App and web page records:
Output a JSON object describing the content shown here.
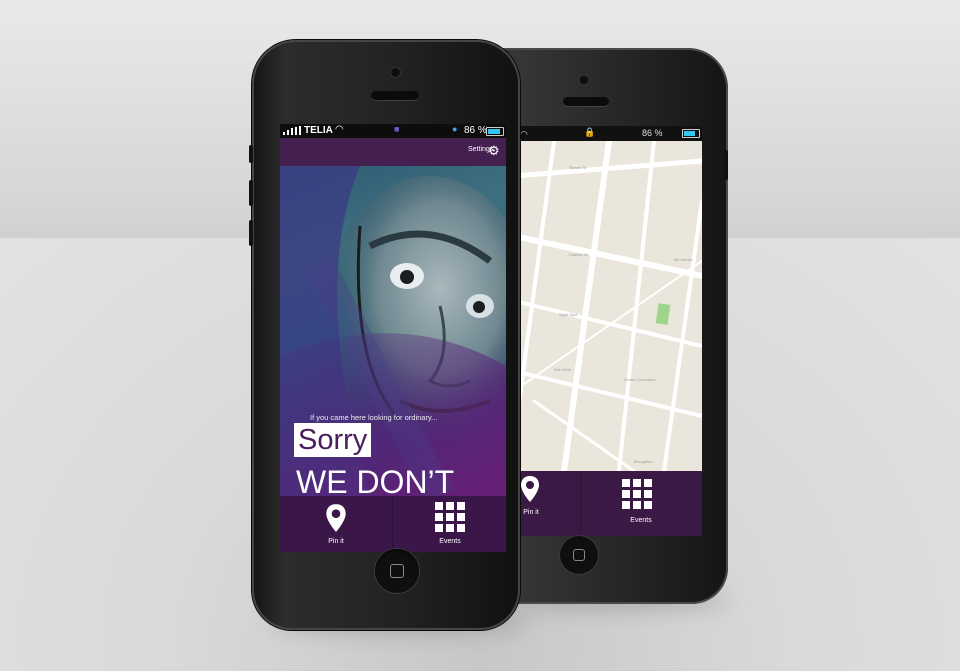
{
  "front_phone": {
    "status_bar": {
      "carrier": "TELIA",
      "battery_percent": "86 %"
    },
    "top_bar": {
      "settings_label": "Settings"
    },
    "hero": {
      "tagline": "If you came here looking for ordinary...",
      "highlight": "Sorry",
      "headline": "WE DON’T DO ORDINARY"
    },
    "nav": [
      {
        "label": "Pin it",
        "icon": "map-pin-icon"
      },
      {
        "label": "Events",
        "icon": "grid-icon"
      }
    ]
  },
  "back_phone": {
    "status_bar": {
      "battery_percent": "86 %"
    },
    "nav": [
      {
        "label": "Pin it",
        "icon": "map-pin-icon"
      },
      {
        "label": "Events",
        "icon": "grid-icon"
      }
    ]
  },
  "colors": {
    "brand_purple": "#43204f",
    "nav_purple": "#3a1748",
    "sorry_text": "#4a1d5c",
    "battery": "#31c7f0",
    "map_park": "#9fd58a"
  }
}
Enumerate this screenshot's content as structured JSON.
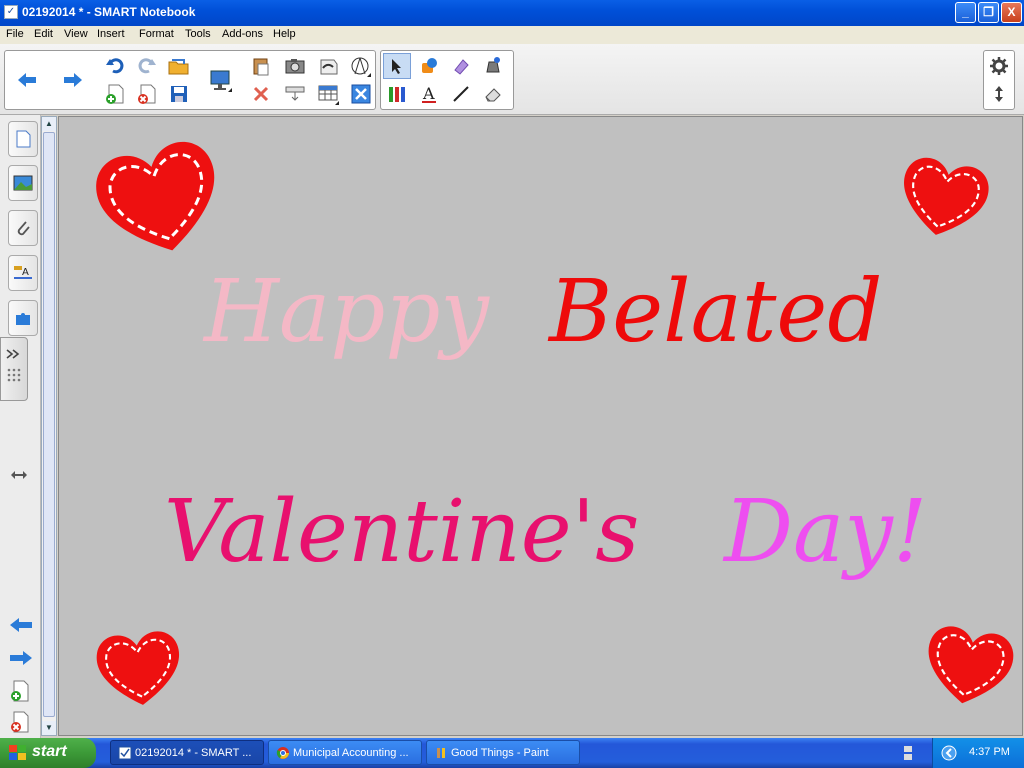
{
  "window": {
    "title": "02192014 * - SMART Notebook",
    "minimize_label": "_",
    "restore_label": "❐",
    "close_label": "X"
  },
  "menu": [
    "File",
    "Edit",
    "View",
    "Insert",
    "Format",
    "Tools",
    "Add-ons",
    "Help"
  ],
  "toolbar": {
    "buttons": [
      "back",
      "forward",
      "undo",
      "redo",
      "open",
      "new-page",
      "delete-page",
      "save",
      "screen-display",
      "paste",
      "screen-capture",
      "screen-shade",
      "full-screen",
      "add-table",
      "delete",
      "show-hide",
      "table",
      "clear",
      "select",
      "shapes",
      "eraser-pen",
      "fill",
      "creative-pens",
      "text",
      "line",
      "eraser",
      "settings",
      "move-toolbar"
    ]
  },
  "sidebar": {
    "tabs": [
      "page-sorter",
      "gallery",
      "attachments",
      "properties",
      "add-ons"
    ],
    "nav": [
      "previous-page",
      "next-page",
      "add-page",
      "delete-page"
    ]
  },
  "canvas": {
    "background": "#c0c0c0",
    "words": [
      {
        "text": "Happy",
        "color": "#f4b8c6"
      },
      {
        "text": "Belated",
        "color": "#ee0a0a"
      },
      {
        "text": "Valentine's",
        "color": "#e8106e"
      },
      {
        "text": "Day!",
        "color": "#ee4ef0"
      }
    ],
    "heart_color": "#ee1010"
  },
  "taskbar": {
    "start_label": "start",
    "tasks": [
      {
        "label": "02192014 * - SMART ..."
      },
      {
        "label": "Municipal Accounting ..."
      },
      {
        "label": "Good Things - Paint"
      }
    ],
    "clock": "4:37 PM"
  }
}
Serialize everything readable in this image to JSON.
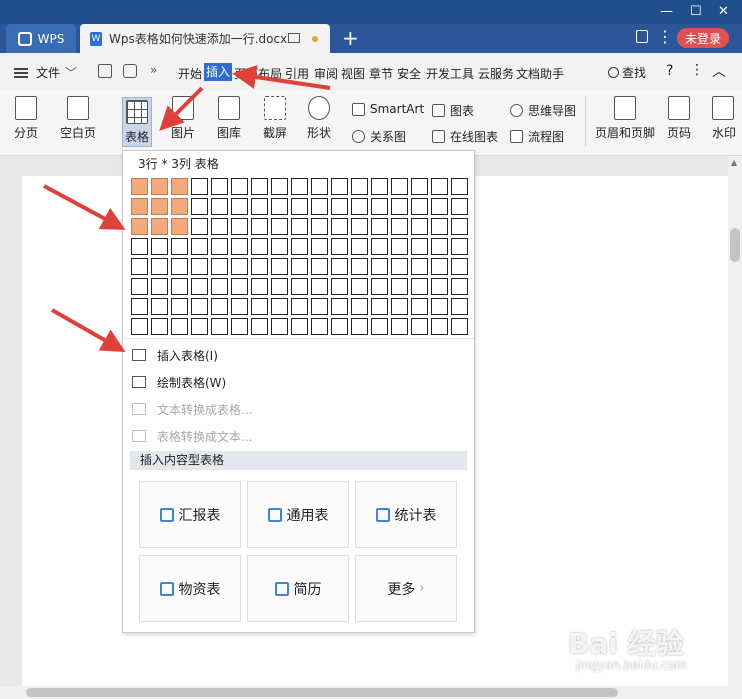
{
  "titlebar": {
    "app_tab": "WPS",
    "doc_tab": "Wps表格如何快速添加一行.docx",
    "new_tab": "+",
    "login": "未登录"
  },
  "menubar": {
    "file": "文件",
    "items": [
      "开始",
      "插入",
      "页面布局",
      "引用",
      "审阅",
      "视图",
      "章节",
      "安全",
      "开发工具",
      "云服务",
      "文档助手"
    ],
    "active_item": "插入",
    "search": "查找"
  },
  "ribbon": {
    "big_buttons": [
      {
        "label": "分页",
        "icon": "page-break-icon"
      },
      {
        "label": "空白页",
        "icon": "blank-page-icon"
      },
      {
        "label": "表格",
        "icon": "table-icon"
      },
      {
        "label": "图片",
        "icon": "picture-icon"
      },
      {
        "label": "图库",
        "icon": "gallery-icon"
      },
      {
        "label": "截屏",
        "icon": "screenshot-icon"
      },
      {
        "label": "形状",
        "icon": "shape-icon"
      }
    ],
    "small_buttons": [
      {
        "label": "SmartArt",
        "icon": "smartart-icon"
      },
      {
        "label": "关系图",
        "icon": "relation-icon"
      },
      {
        "label": "图表",
        "icon": "chart-icon"
      },
      {
        "label": "在线图表",
        "icon": "online-chart-icon"
      },
      {
        "label": "思维导图",
        "icon": "mindmap-icon"
      },
      {
        "label": "流程图",
        "icon": "flowchart-icon"
      }
    ],
    "right_buttons": [
      {
        "label": "页眉和页脚",
        "icon": "header-footer-icon"
      },
      {
        "label": "页码",
        "icon": "page-number-icon"
      },
      {
        "label": "水印",
        "icon": "watermark-icon"
      }
    ]
  },
  "dropdown": {
    "header": "3行 * 3列 表格",
    "grid": {
      "cols": 17,
      "rows": 8,
      "selected_rows": 3,
      "selected_cols": 3
    },
    "items": [
      {
        "label": "插入表格(I)",
        "enabled": true
      },
      {
        "label": "绘制表格(W)",
        "enabled": true
      },
      {
        "label": "文本转换成表格...",
        "enabled": false
      },
      {
        "label": "表格转换成文本...",
        "enabled": false
      }
    ],
    "section_title": "插入内容型表格",
    "cards": [
      "汇报表",
      "通用表",
      "统计表",
      "物资表",
      "简历",
      "更多"
    ]
  },
  "watermark": {
    "main": "Bai 经验",
    "url": "jingyan.baidu.com"
  },
  "colors": {
    "accent": "#2b579a",
    "highlight_cell": "#f2aa7a",
    "arrow": "#e0403a",
    "login": "#e05252"
  }
}
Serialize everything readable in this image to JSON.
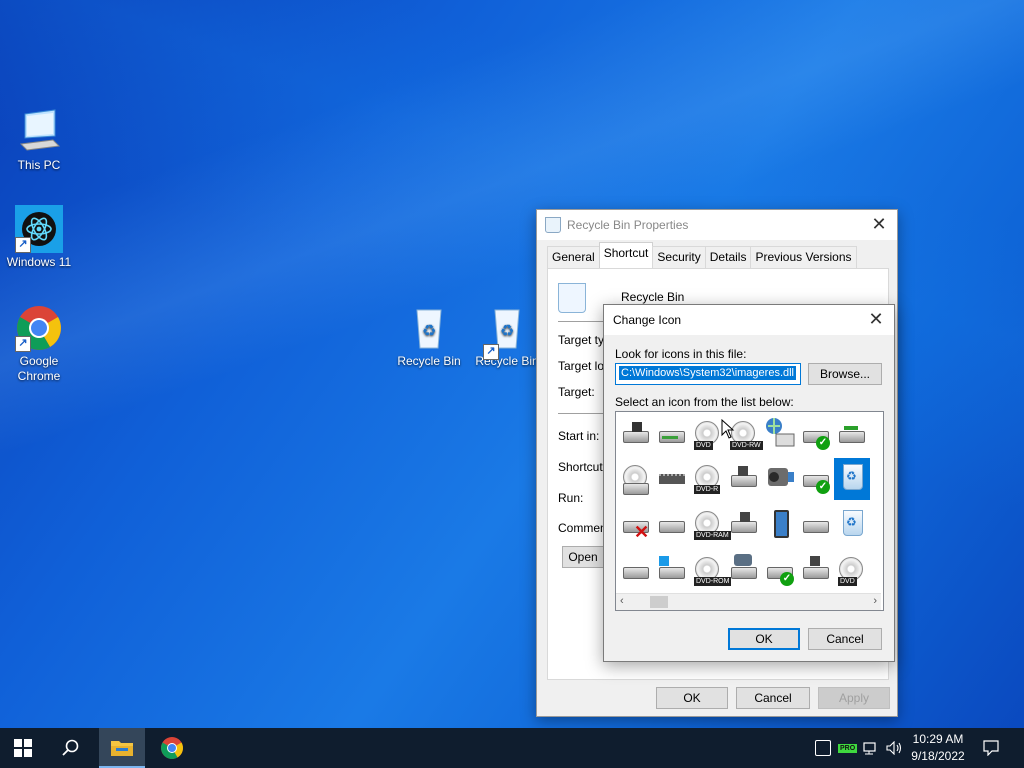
{
  "desktop": {
    "icons": [
      {
        "label": "This PC"
      },
      {
        "label": "Windows 11"
      },
      {
        "label": "Google Chrome"
      },
      {
        "label": "Recycle Bin"
      },
      {
        "label": "Recycle Bin"
      }
    ]
  },
  "properties": {
    "title": "Recycle Bin Properties",
    "tabs": [
      "General",
      "Shortcut",
      "Security",
      "Details",
      "Previous Versions"
    ],
    "active_tab": "Shortcut",
    "item_name": "Recycle Bin",
    "fields": {
      "target_type": "Target typ",
      "target_location": "Target loc",
      "target": "Target:",
      "start_in": "Start in:",
      "shortcut_key": "Shortcut k",
      "run": "Run:",
      "comment": "Comment:"
    },
    "open_label": "Open",
    "ok_label": "OK",
    "cancel_label": "Cancel",
    "apply_label": "Apply"
  },
  "change_icon": {
    "title": "Change Icon",
    "look_label": "Look for icons in this file:",
    "file_value": "C:\\Windows\\System32\\imageres.dll",
    "browse_label": "Browse...",
    "select_label": "Select an icon from the list below:",
    "ok_label": "OK",
    "cancel_label": "Cancel",
    "icon_tags": {
      "dvd": "DVD",
      "dvd_rw": "DVD-RW",
      "dvd_r": "DVD-R",
      "dvd_ram": "DVD-RAM",
      "dvd_rom": "DVD-ROM",
      "dvd_plain": "DVD"
    }
  },
  "taskbar": {
    "time": "10:29 AM",
    "date": "9/18/2022",
    "pro_badge": "PRO"
  },
  "colors": {
    "accent": "#0078d7",
    "taskbar": "#0f1d2e"
  }
}
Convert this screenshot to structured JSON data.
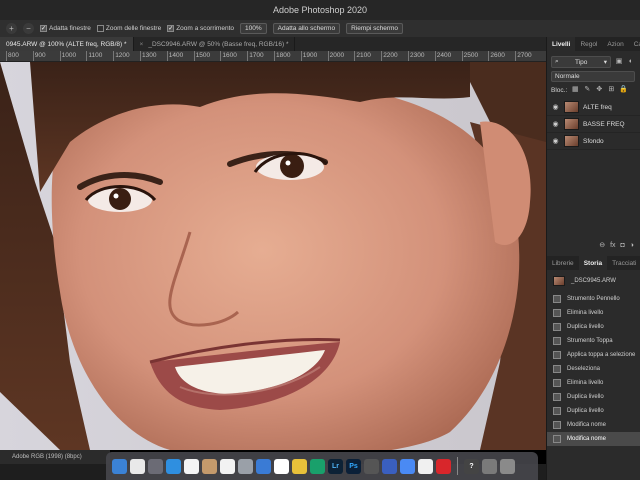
{
  "window": {
    "title": "Adobe Photoshop 2020"
  },
  "options_bar": {
    "zoom_in_icon": "zoom-in-icon",
    "zoom_out_icon": "zoom-out-icon",
    "resize_windows": {
      "label": "Adatta finestre",
      "checked": true
    },
    "zoom_all_windows": {
      "label": "Zoom delle finestre",
      "checked": false
    },
    "scrubby_zoom": {
      "label": "Zoom a scorrimento",
      "checked": true
    },
    "zoom_level": "100%",
    "fit_screen": "Adatta allo schermo",
    "fill_screen": "Riempi schermo"
  },
  "document_tabs": [
    {
      "label": "0945.ARW @ 100% (ALTE freq, RGB/8) *",
      "active": true
    },
    {
      "label": "_DSC9946.ARW @ 50% (Basse freq, RGB/16) *",
      "active": false
    }
  ],
  "ruler": {
    "ticks": [
      "800",
      "900",
      "1000",
      "1100",
      "1200",
      "1300",
      "1400",
      "1500",
      "1600",
      "1700",
      "1800",
      "1900",
      "2000",
      "2100",
      "2200",
      "2300",
      "2400",
      "2500",
      "2600",
      "2700"
    ]
  },
  "status": {
    "profile": "Adobe RGB (1998) (8bpc)"
  },
  "layers_panel": {
    "tabs": [
      {
        "label": "Livelli",
        "active": true
      },
      {
        "label": "Regol",
        "active": false
      },
      {
        "label": "Azion",
        "active": false
      },
      {
        "label": "Canal",
        "active": false
      }
    ],
    "filter_label": "Tipo",
    "blend_mode": "Normale",
    "lock_label": "Bloc.:",
    "layers": [
      {
        "name": "ALTE freq",
        "selected": false
      },
      {
        "name": "BASSE FREQ",
        "selected": false
      },
      {
        "name": "Sfondo",
        "selected": false
      }
    ]
  },
  "history_panel": {
    "tabs": [
      {
        "label": "Librerie",
        "active": false
      },
      {
        "label": "Storia",
        "active": true
      },
      {
        "label": "Tracciati",
        "active": false
      }
    ],
    "snapshot": "_DSC9945.ARW",
    "items": [
      "Strumento Pennello",
      "Elimina livello",
      "Duplica livello",
      "Strumento Toppa",
      "Applica toppa a selezione",
      "Deseleziona",
      "Elimina livello",
      "Duplica livello",
      "Duplica livello",
      "Modifica nome",
      "Modifica nome"
    ],
    "selected_index": 10
  },
  "dock": {
    "apps": [
      {
        "icon": "finder-icon",
        "color": "#3b82d6",
        "label": ""
      },
      {
        "icon": "calendar-icon",
        "color": "#e9e9e9",
        "label": ""
      },
      {
        "icon": "launchpad-icon",
        "color": "#6b6b75",
        "label": ""
      },
      {
        "icon": "safari-icon",
        "color": "#2f8fe0",
        "label": ""
      },
      {
        "icon": "photos-icon",
        "color": "#f5f5f5",
        "label": ""
      },
      {
        "icon": "contacts-icon",
        "color": "#c49a6c",
        "label": ""
      },
      {
        "icon": "music-icon",
        "color": "#f2f2f2",
        "label": ""
      },
      {
        "icon": "preview-icon",
        "color": "#9aa0a8",
        "label": ""
      },
      {
        "icon": "keynote-icon",
        "color": "#3a7bd5",
        "label": ""
      },
      {
        "icon": "calendar2-icon",
        "color": "#ffffff",
        "label": ""
      },
      {
        "icon": "notes-icon",
        "color": "#e8c13a",
        "label": ""
      },
      {
        "icon": "clock-icon",
        "color": "#19a06b",
        "label": ""
      },
      {
        "icon": "lightroom-icon",
        "color": "#0d2236",
        "label": "Lr"
      },
      {
        "icon": "photoshop-icon",
        "color": "#0b2038",
        "label": "Ps"
      },
      {
        "icon": "metadata-icon",
        "color": "#555555",
        "label": ""
      },
      {
        "icon": "affinity-icon",
        "color": "#3a5fbf",
        "label": ""
      },
      {
        "icon": "chrome-icon",
        "color": "#4a8af4",
        "label": ""
      },
      {
        "icon": "word-icon",
        "color": "#f0f0f0",
        "label": ""
      },
      {
        "icon": "creative-cloud-icon",
        "color": "#d8262b",
        "label": ""
      },
      {
        "icon": "help-icon",
        "color": "#444",
        "label": "?"
      },
      {
        "icon": "folder-icon",
        "color": "#7a7a7a",
        "label": ""
      },
      {
        "icon": "trash-icon",
        "color": "#8a8a8a",
        "label": ""
      }
    ]
  }
}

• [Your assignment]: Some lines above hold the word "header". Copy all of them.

• [Result of this exercise]:
        "icon": "header-footer-icon"
    "header": "3行 * 3列 表格",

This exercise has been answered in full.